- TASK DESCRIPTION -
Below are entries to reproduce exactly, apart from their pictures.

- GIVEN RECORDS -

BEGIN

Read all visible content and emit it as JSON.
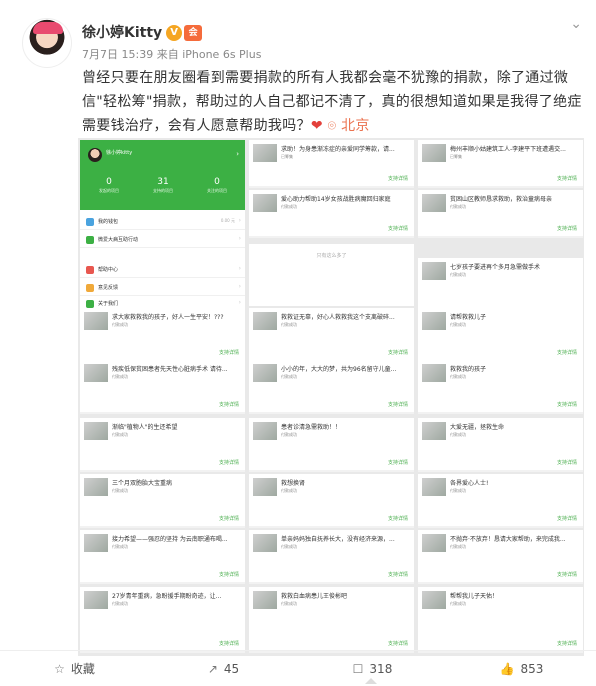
{
  "post": {
    "author": "徐小婷Kitty",
    "verified_badge": "V",
    "vip_badge": "会",
    "time": "7月7日 15:39",
    "source": "来自 iPhone 6s Plus",
    "text": "曾经只要在朋友圈看到需要捐款的所有人我都会毫不犹豫的捐款，除了通过微信\"轻松筹\"捐款，帮助过的人自己都记不清了，真的很想知道如果是我得了绝症需要钱治疗，会有人愿意帮助我吗？",
    "heart": "❤",
    "location_icon": "location-pin-icon",
    "location": "北京"
  },
  "app": {
    "username": "徐小婷kitty",
    "stats": [
      {
        "value": "0",
        "label": "发起的项目"
      },
      {
        "value": "31",
        "label": "支持的项目"
      },
      {
        "value": "0",
        "label": "关注的项目"
      }
    ],
    "menu": [
      {
        "label": "我的钱包",
        "right": "0.00 元",
        "color": "#4aa3df"
      },
      {
        "label": "微爱大病互助行动",
        "right": "",
        "color": "#3cb044"
      },
      {
        "label": "帮助中心",
        "right": "",
        "color": "#e8574f"
      },
      {
        "label": "意见反馈",
        "right": "",
        "color": "#f0a93a"
      },
      {
        "label": "关于我们",
        "right": "",
        "color": "#3cb044"
      }
    ]
  },
  "cards": [
    {
      "title": "求助！为身患渐冻症的亲爱同学筹款，请...",
      "sub": "已筹集",
      "btn": "支持详情"
    },
    {
      "title": "梅州丰顺小姑建筑工人-李建平下班遭遇交...",
      "sub": "已筹集",
      "btn": "支持详情"
    },
    {
      "title": "爱心助力帮助14岁女孩战胜病魔回归家庭",
      "sub": "付款成功",
      "btn": "支持详情"
    },
    {
      "title": "贫困山区教师恳求救助，救治童病母亲",
      "sub": "付款成功",
      "btn": "支持详情"
    },
    {
      "title": "七岁孩子要进再个多月急需做手术",
      "sub": "付款成功",
      "btn": ""
    },
    {
      "title": "求大家救救我的孩子，好人一生平安！???",
      "sub": "付款成功",
      "btn": "支持详情"
    },
    {
      "title": "救救证无辜，好心人救救我这个支离破碎...",
      "sub": "付款成功",
      "btn": "支持详情"
    },
    {
      "title": "请帮救救儿子",
      "sub": "付款成功",
      "btn": "支持详情"
    },
    {
      "title": "残疾低保贫困患者先天性心脏病手术 请待...",
      "sub": "付款成功",
      "btn": "支持详情"
    },
    {
      "title": "小小的年，大大的梦，共为96名留守儿童...",
      "sub": "付款成功",
      "btn": "支持详情"
    },
    {
      "title": "救救我的孩子",
      "sub": "付款成功",
      "btn": "支持详情"
    },
    {
      "title": "渐临\"植物人\"的生还希望",
      "sub": "付款成功",
      "btn": "支持详情"
    },
    {
      "title": "患者诊清急需救助！！",
      "sub": "付款成功",
      "btn": "支持详情"
    },
    {
      "title": "大爱无疆，拯救生命",
      "sub": "付款成功",
      "btn": "支持详情"
    },
    {
      "title": "三个月双胞胎大宝重病",
      "sub": "付款成功",
      "btn": "支持详情"
    },
    {
      "title": "救想换肾",
      "sub": "付款成功",
      "btn": "支持详情"
    },
    {
      "title": "各界爱心人士!",
      "sub": "付款成功",
      "btn": "支持详情"
    },
    {
      "title": "接力希望——强忍的坚持 为云南职通布喝...",
      "sub": "付款成功",
      "btn": "支持详情"
    },
    {
      "title": "单亲妈妈独自抚养长大，没有经济来源，...",
      "sub": "付款成功",
      "btn": "支持详情"
    },
    {
      "title": "不抛弃·不放弃！恳请大家帮助，来完成我...",
      "sub": "付款成功",
      "btn": "支持详情"
    },
    {
      "title": "27岁青年重病，急盼援手期盼奇迹，让...",
      "sub": "付款成功",
      "btn": "支持详情"
    },
    {
      "title": "救救白血病患儿王俊彬吧",
      "sub": "付款成功",
      "btn": "支持详情"
    },
    {
      "title": "帮帮我儿子天佑！",
      "sub": "付款成功",
      "btn": "支持详情"
    }
  ],
  "loading_text": "只有这么多了",
  "footer": {
    "favorite_label": "收藏",
    "repost_count": "45",
    "comment_count": "318",
    "like_count": "853"
  }
}
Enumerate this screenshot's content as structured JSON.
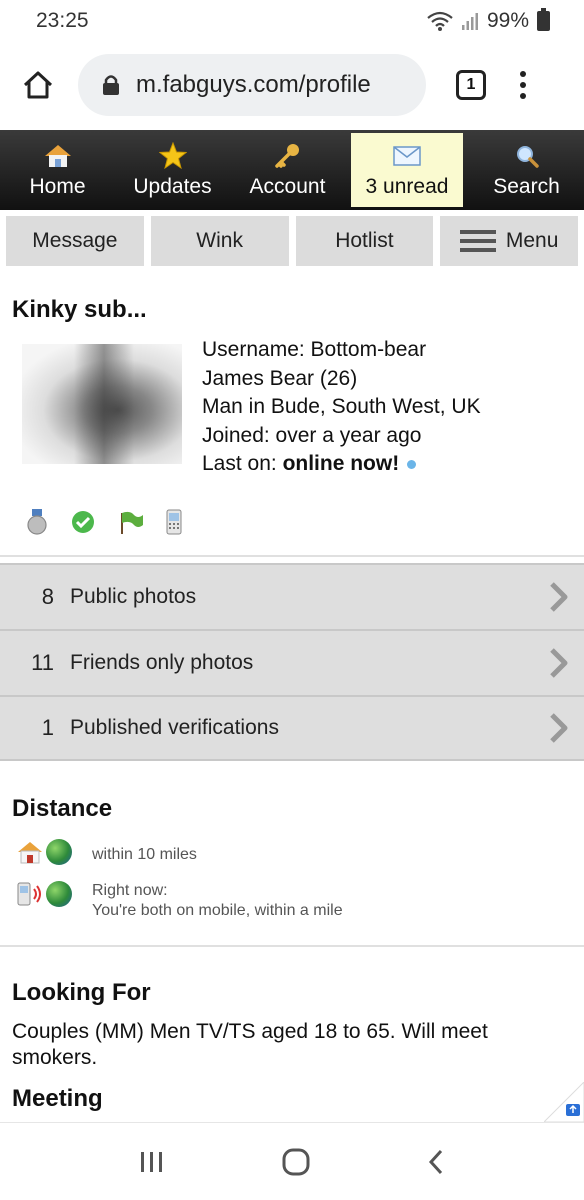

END

- SOLUTION TO THE PROBLEM -
Read all visible content and emit it as JSON.
{
  "post": {
    "author": "徐小婷Kitty",
    "verified_badge": "V",
    "vip_badge": "会",
    "time": "7月7日 15:39",
    "source": "来自 iPhone 6s Plus",
    "text": "曾经只要在朋友圈看到需要捐款的所有人我都会毫不犹豫的捐款，除了通过微信\"轻松筹\"捐款，帮助过的人自己都记不清了，真的很想知道如果是我得了绝症需要钱治疗，会有人愿意帮助我吗？",
    "heart": "❤",
    "location_icon": "location-pin-icon",
    "location": "北京"
  },
  "app": {
    "username": "徐小婷kitty",
    "stats": [
      {
        "value": "0",
        "label": "发起的项目"
      },
      {
        "value": "31",
        "label": "支持的项目"
      },
      {
        "value": "0",
        "label": "关注的项目"
      }
    ],
    "menu": [
      {
        "label": "我的钱包",
        "right": "0.00 元",
        "color": "#4aa3df"
      },
      {
        "label": "微爱大病互助行动",
        "right": "",
        "color": "#3cb044"
      },
      {
        "label": "帮助中心",
        "right": "",
        "color": "#e8574f"
      },
      {
        "label": "意见反馈",
        "right": "",
        "color": "#f0a93a"
      },
      {
        "label": "关于我们",
        "right": "",
        "color": "#3cb044"
      }
    ]
  },
  "cards": [
    {
      "title": "求助！为身患渐冻症的亲爱同学筹款，请...",
      "sub": "已筹集",
      "btn": "支持详情"
    },
    {
      "title": "梅州丰顺小姑建筑工人-李建平下班遭遇交...",
      "sub": "已筹集",
      "btn": "支持详情"
    },
    {
      "title": "爱心助力帮助14岁女孩战胜病魔回归家庭",
      "sub": "付款成功",
      "btn": "支持详情"
    },
    {
      "title": "贫困山区教师恳求救助，救治童病母亲",
      "sub": "付款成功",
      "btn": "支持详情"
    },
    {
      "title": "七岁孩子要进再个多月急需做手术",
      "sub": "付款成功",
      "btn": ""
    },
    {
      "title": "求大家救救我的孩子，好人一生平安！???",
      "sub": "付款成功",
      "btn": "支持详情"
    },
    {
      "title": "救救证无辜，好心人救救我这个支离破碎...",
      "sub": "付款成功",
      "btn": "支持详情"
    },
    {
      "title": "请帮救救儿子",
      "sub": "付款成功",
      "btn": "支持详情"
    },
    {
      "title": "残疾低保贫困患者先天性心脏病手术 请待...",
      "sub": "付款成功",
      "btn": "支持详情"
    },
    {
      "title": "小小的年，大大的梦，共为96名留守儿童...",
      "sub": "付款成功",
      "btn": "支持详情"
    },
    {
      "title": "救救我的孩子",
      "sub": "付款成功",
      "btn": "支持详情"
    },
    {
      "title": "渐临\"植物人\"的生还希望",
      "sub": "付款成功",
      "btn": "支持详情"
    },
    {
      "title": "患者诊清急需救助！！",
      "sub": "付款成功",
      "btn": "支持详情"
    },
    {
      "title": "大爱无疆，拯救生命",
      "sub": "付款成功",
      "btn": "支持详情"
    },
    {
      "title": "三个月双胞胎大宝重病",
      "sub": "付款成功",
      "btn": "支持详情"
    },
    {
      "title": "救想换肾",
      "sub": "付款成功",
      "btn": "支持详情"
    },
    {
      "title": "各界爱心人士!",
      "sub": "付款成功",
      "btn": "支持详情"
    },
    {
      "title": "接力希望——强忍的坚持 为云南职通布喝...",
      "sub": "付款成功",
      "btn": "支持详情"
    },
    {
      "title": "单亲妈妈独自抚养长大，没有经济来源，...",
      "sub": "付款成功",
      "btn": "支持详情"
    },
    {
      "title": "不抛弃·不放弃！恳请大家帮助，来完成我...",
      "sub": "付款成功",
      "btn": "支持详情"
    },
    {
      "title": "27岁青年重病，急盼援手期盼奇迹，让...",
      "sub": "付款成功",
      "btn": "支持详情"
    },
    {
      "title": "救救白血病患儿王俊彬吧",
      "sub": "付款成功",
      "btn": "支持详情"
    },
    {
      "title": "帮帮我儿子天佑！",
      "sub": "付款成功",
      "btn": "支持详情"
    }
  ],
  "loading_text": "只有这么多了",
  "footer": {
    "favorite_label": "收藏",
    "repost_count": "45",
    "comment_count": "318",
    "like_count": "853"
  }
}
Enumerate this screenshot's content as structured JSON.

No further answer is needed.